#### [What is expected]
For each entry below, output it exactly as it stands.

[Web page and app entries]
.....
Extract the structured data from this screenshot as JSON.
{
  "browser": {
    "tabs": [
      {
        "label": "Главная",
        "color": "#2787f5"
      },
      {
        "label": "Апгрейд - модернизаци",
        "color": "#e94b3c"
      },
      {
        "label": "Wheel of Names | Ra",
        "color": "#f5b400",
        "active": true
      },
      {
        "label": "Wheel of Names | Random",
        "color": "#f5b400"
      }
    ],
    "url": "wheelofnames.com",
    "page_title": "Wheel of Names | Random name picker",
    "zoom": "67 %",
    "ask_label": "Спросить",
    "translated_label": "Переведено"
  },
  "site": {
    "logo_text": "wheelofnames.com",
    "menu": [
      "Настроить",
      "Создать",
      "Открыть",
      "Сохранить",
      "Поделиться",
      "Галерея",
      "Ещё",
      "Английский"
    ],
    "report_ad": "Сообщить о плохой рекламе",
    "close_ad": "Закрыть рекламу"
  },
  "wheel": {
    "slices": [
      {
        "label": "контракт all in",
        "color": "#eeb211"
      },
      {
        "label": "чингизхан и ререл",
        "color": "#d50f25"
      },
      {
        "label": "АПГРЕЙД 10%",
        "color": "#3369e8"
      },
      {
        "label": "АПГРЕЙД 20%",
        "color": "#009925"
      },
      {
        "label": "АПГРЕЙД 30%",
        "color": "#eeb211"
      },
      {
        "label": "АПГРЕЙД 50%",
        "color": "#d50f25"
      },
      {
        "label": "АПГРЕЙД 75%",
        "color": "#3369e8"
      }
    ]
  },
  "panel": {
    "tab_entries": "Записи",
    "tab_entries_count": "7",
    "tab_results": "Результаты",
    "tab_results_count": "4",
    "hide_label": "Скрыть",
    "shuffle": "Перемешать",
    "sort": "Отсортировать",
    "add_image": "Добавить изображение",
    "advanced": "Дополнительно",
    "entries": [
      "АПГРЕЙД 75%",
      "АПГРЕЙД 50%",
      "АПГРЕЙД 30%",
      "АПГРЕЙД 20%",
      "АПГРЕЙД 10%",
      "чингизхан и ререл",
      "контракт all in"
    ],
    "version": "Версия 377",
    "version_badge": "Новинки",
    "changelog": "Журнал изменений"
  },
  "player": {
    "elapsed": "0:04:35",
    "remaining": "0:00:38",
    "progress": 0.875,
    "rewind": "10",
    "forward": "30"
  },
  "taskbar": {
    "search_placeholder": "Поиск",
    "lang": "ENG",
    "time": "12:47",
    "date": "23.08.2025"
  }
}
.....
#### [Result for this task]
Extract the structured data from this screenshot as JSON.
{
  "browser": {
    "tabs": [
      {
        "label": "Главная",
        "color": "#2787f5"
      },
      {
        "label": "Апгрейд - модернизаци",
        "color": "#e94b3c"
      },
      {
        "label": "Wheel of Names | Ra",
        "color": "#f5b400",
        "active": true
      },
      {
        "label": "Wheel of Names | Random",
        "color": "#f5b400"
      }
    ],
    "url": "wheelofnames.com",
    "page_title": "Wheel of Names | Random name picker",
    "zoom": "67 %",
    "ask_label": "Спросить",
    "translated_label": "Переведено"
  },
  "site": {
    "logo_text": "wheelofnames.com",
    "menu": [
      "Настроить",
      "Создать",
      "Открыть",
      "Сохранить",
      "Поделиться",
      "Галерея",
      "Ещё",
      "Английский"
    ],
    "report_ad": "Сообщить о плохой рекламе",
    "close_ad": "Закрыть рекламу"
  },
  "wheel": {
    "slices": [
      {
        "label": "контракт all in",
        "color": "#eeb211"
      },
      {
        "label": "чингизхан и ререл",
        "color": "#d50f25"
      },
      {
        "label": "АПГРЕЙД 10%",
        "color": "#3369e8"
      },
      {
        "label": "АПГРЕЙД 20%",
        "color": "#009925"
      },
      {
        "label": "АПГРЕЙД 30%",
        "color": "#eeb211"
      },
      {
        "label": "АПГРЕЙД 50%",
        "color": "#d50f25"
      },
      {
        "label": "АПГРЕЙД 75%",
        "color": "#3369e8"
      }
    ]
  },
  "panel": {
    "tab_entries": "Записи",
    "tab_entries_count": "7",
    "tab_results": "Результаты",
    "tab_results_count": "4",
    "hide_label": "Скрыть",
    "shuffle": "Перемешать",
    "sort": "Отсортировать",
    "add_image": "Добавить изображение",
    "advanced": "Дополнительно",
    "entries": [
      "АПГРЕЙД 75%",
      "АПГРЕЙД 50%",
      "АПГРЕЙД 30%",
      "АПГРЕЙД 20%",
      "АПГРЕЙД 10%",
      "чингизхан и ререл",
      "контракт all in"
    ],
    "version": "Версия 377",
    "version_badge": "Новинки",
    "changelog": "Журнал изменений"
  },
  "player": {
    "elapsed": "0:04:35",
    "remaining": "0:00:38",
    "progress": 0.875,
    "rewind": "10",
    "forward": "30"
  },
  "taskbar": {
    "search_placeholder": "Поиск",
    "lang": "ENG",
    "time": "12:47",
    "date": "23.08.2025"
  }
}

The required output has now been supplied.